If he does push the plan through the Likud, it will be an achievement that follows the personal success he scored on his visit to Washington. The success could be all the more impressive, because he is proposing a plan that no one can say for certain will actually be implemented. That doubt may make it easier for those hesitating to support him. However, it is making things more difficult for those who seek - for the sake of the honor of Sharon's position and the importance of evacuating Gaza - to suspend the mistrust of a person whose credibility has long since become a national issue.

There is something of a paradox here, because those who favor disengagement - the maximum political act that Sharon is ready and capable of advocating under the present conditions - are ostensibly compelled to acquiesce in all the tricks he is using in order to get a majority. They have to comply mutely when he lures the opponents of the plan by means of threats against Yasser Arafat; to cluck with admiration when he complicates Jerusalem-Washington relations and entangles Bush with a leak (or a distortion) from their private conversation; and to say, "Wow, what a man," when he reverses himself all over the place. In short, they have to accept Sharon as he is, with all the wiles and guiles of his ploys.

After having been twice elected prime minister, he is presenting himself for election again: Take me or leave me. The warning from his confidants (though not yet from him) that he will step down if he doesn't get a majority, or will bring about new elections, is putting pressure on both supporters and opponents to decide whether they are ready to take the risk.

The question goes beyond the Likud. Without a ballot and by means of a kind of virtual vote of confidence, a large segment of the public is trying to decide for itself whether it wants to support the disengagement - despite its revulsion of the well-known ways of the prime minister - or whether his negative qualities should be the decisive factor.
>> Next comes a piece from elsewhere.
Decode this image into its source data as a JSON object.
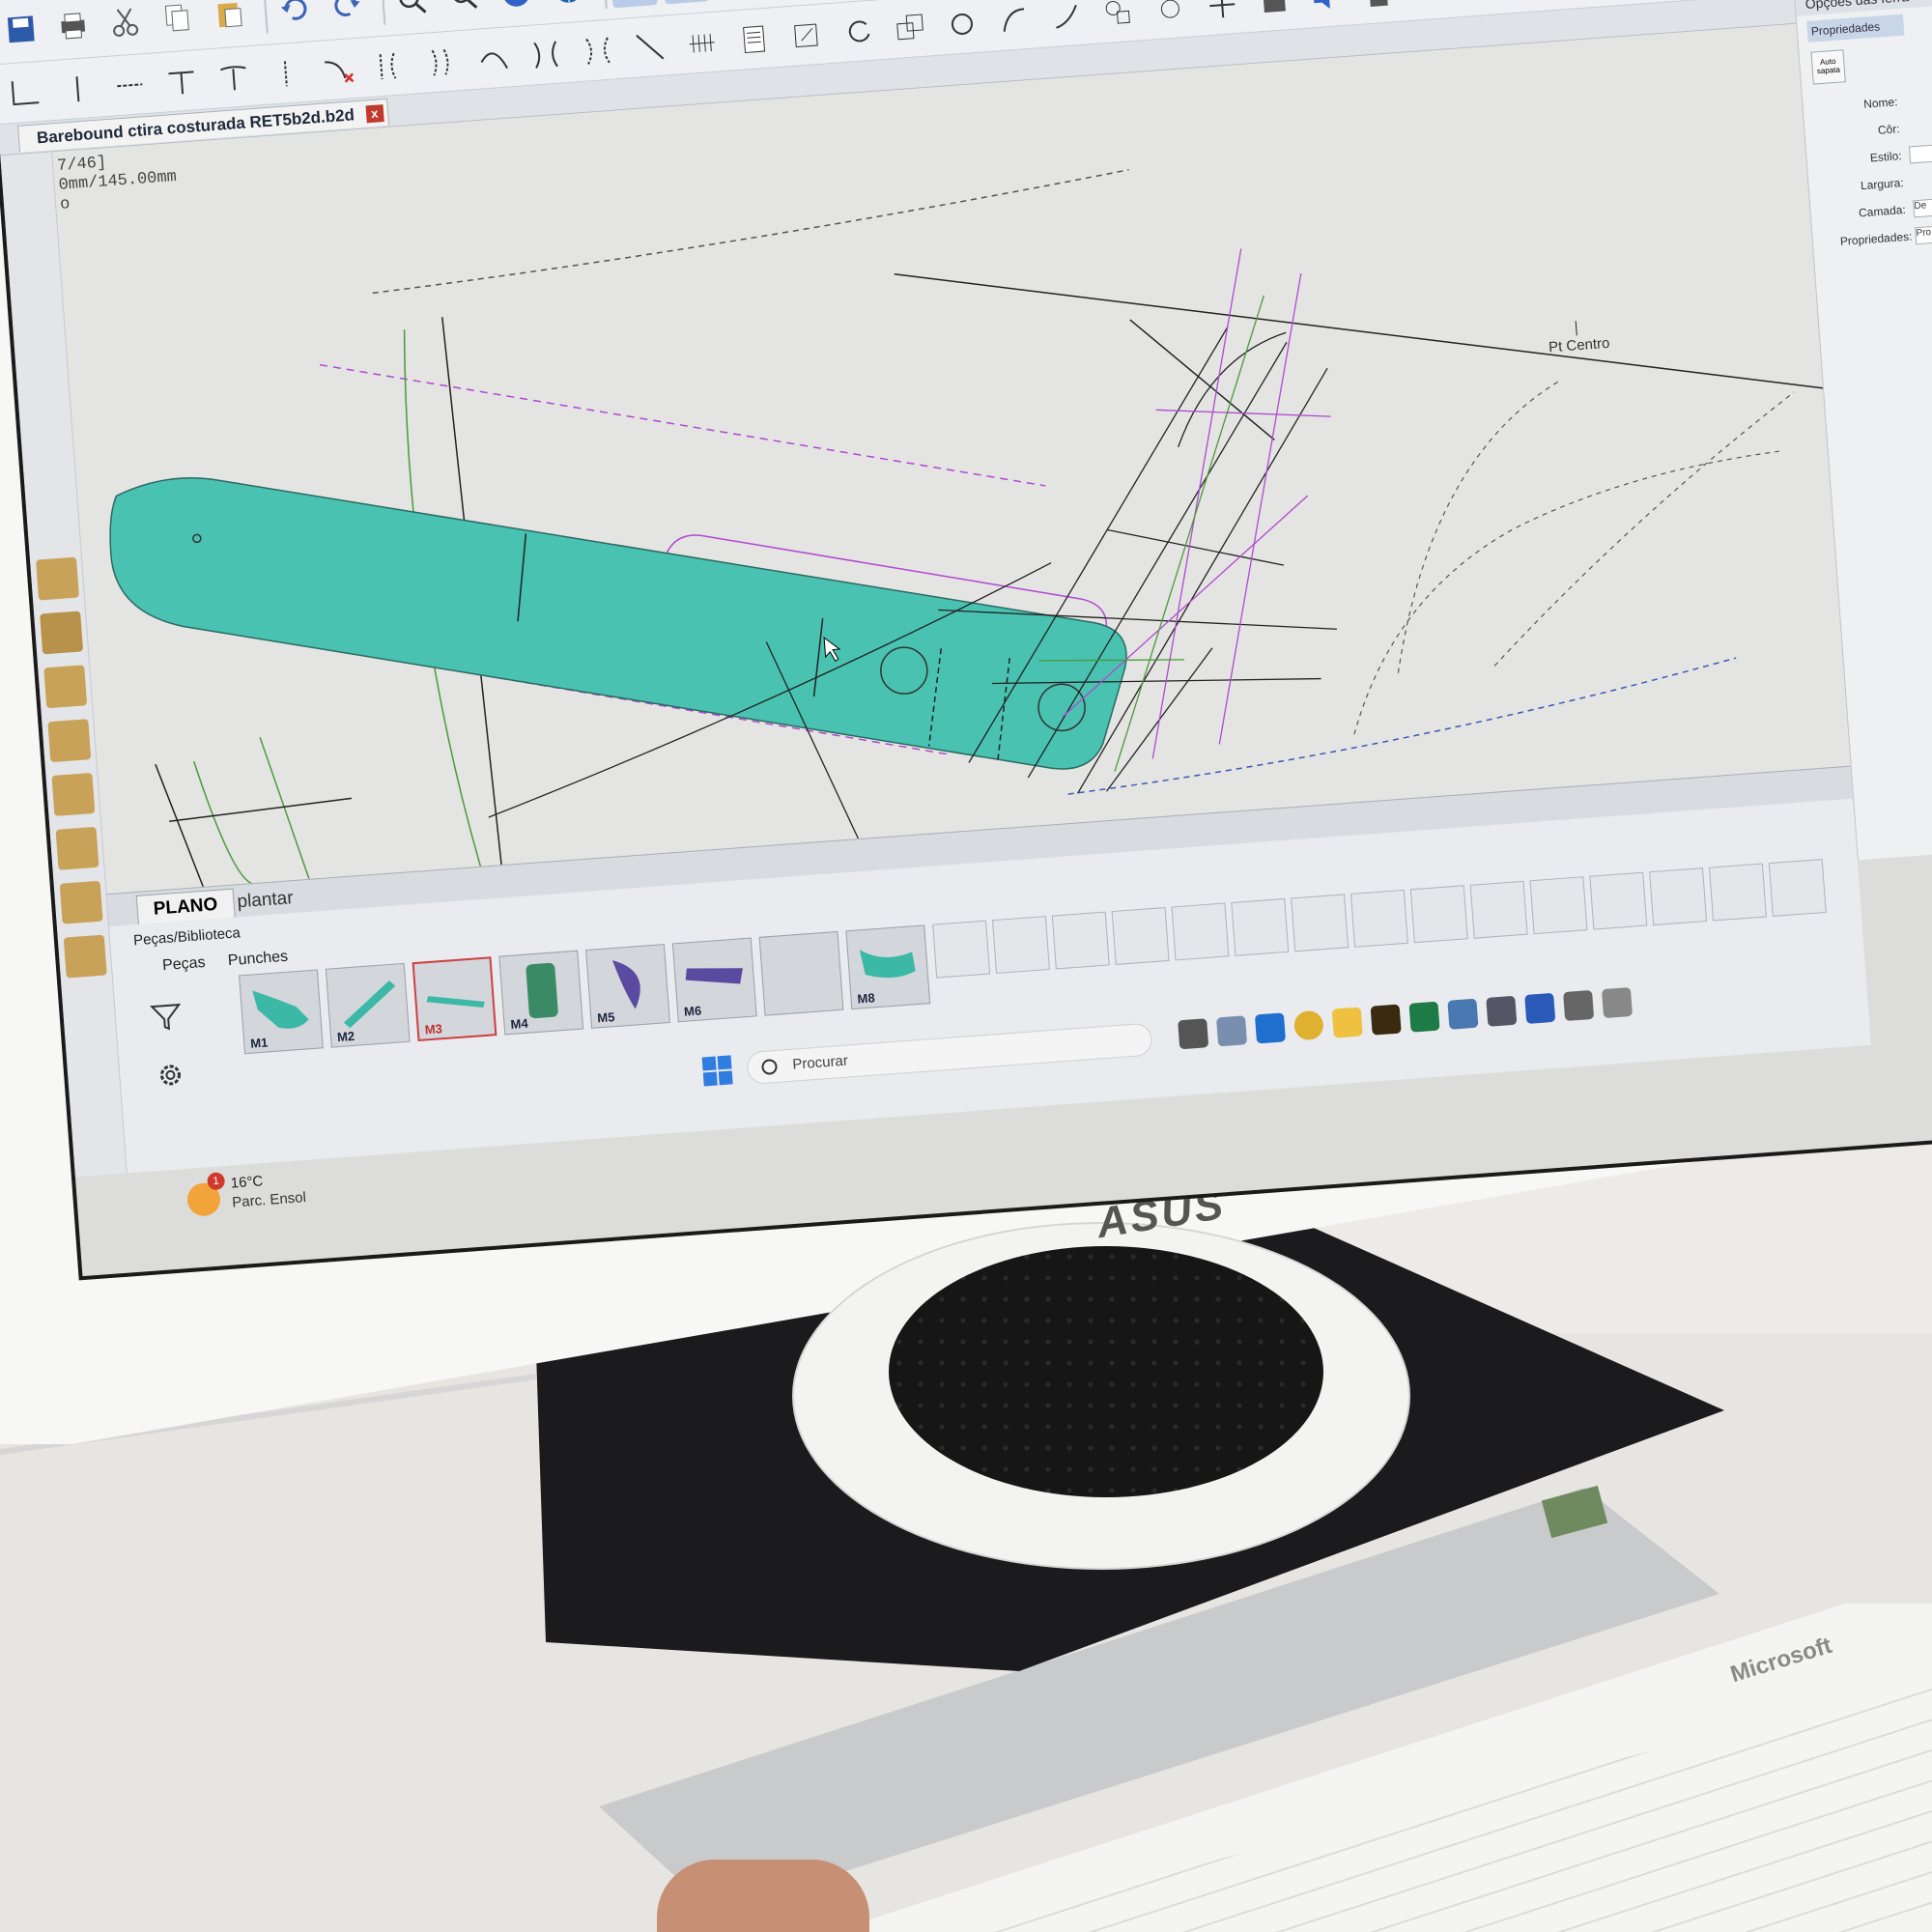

Many of those who favor disengagement, and the promised evacuation of a few settlements in the West Bank, will not want to see this move canceled because the plan is voted down. It is not an easy decision for them. In this manner Sharon has neutralized quite a bit of the criticism against him from the center and even the left.

The paradox of support is heightened because no astrologer can know for certain what will happen to the disengagement plan in the course of the lengthy period that Sharon has allotted for its implementation. That's nothing short of a mystery inside an enigma. The enigma, of course, involves the moves likely to be made by the prime minister, who is still capable - yet another success - of imbuing such hope after providing decades worth of reasons to doubt him and his promises.

Some of the most experienced Sharonologists, such as Uzi Benziman of Haaretz, factor into the equation of Sharon's scorpion-like character - more than once Sharon has shot himself in the foot with his uncontrollable behavior. If Sharon wins the referendum next Sunday, he will broaden his road, for good and for ill, to the dimensions of a superhighway. Only indictments will be able to block it.

The resolution of the enigma is as complex as the person himself. It has contradictory directions: One is to support the disengagement and the evacuation of settlements and force Sharon, as in a poker game, to show his hand.

The second is to be relentlessly suspicious, to assume that at any time Sharon is capable of fudging his promise, as he did with the American road map.

The third, stemming from the same reason, is to oppose the Labor Party's co-option to the government. Let party leader Shimon Peres and Knesset faction chairperson Dalia Itzik swallow the saliva of a false unity, stay in the opposition, support the plan from there and keep their fingers crossed hoping that the prime minister will deliver the goods. If the right-wing parties leave and erase Sharon's Knesset majority - and, of course, if Sharon becomes a criminal suspect - then let them go to new elections.

Even so, until we hear differently, Sharon stands at the center of a highly problematic political picture as an unchallenged leader full of clout. Even if he fails in the referendum, he will have arrows left in his quiver. In the first week of a new year of independence, that status can still amaze Israelis, only a third of whom now believe in him, according to the polls.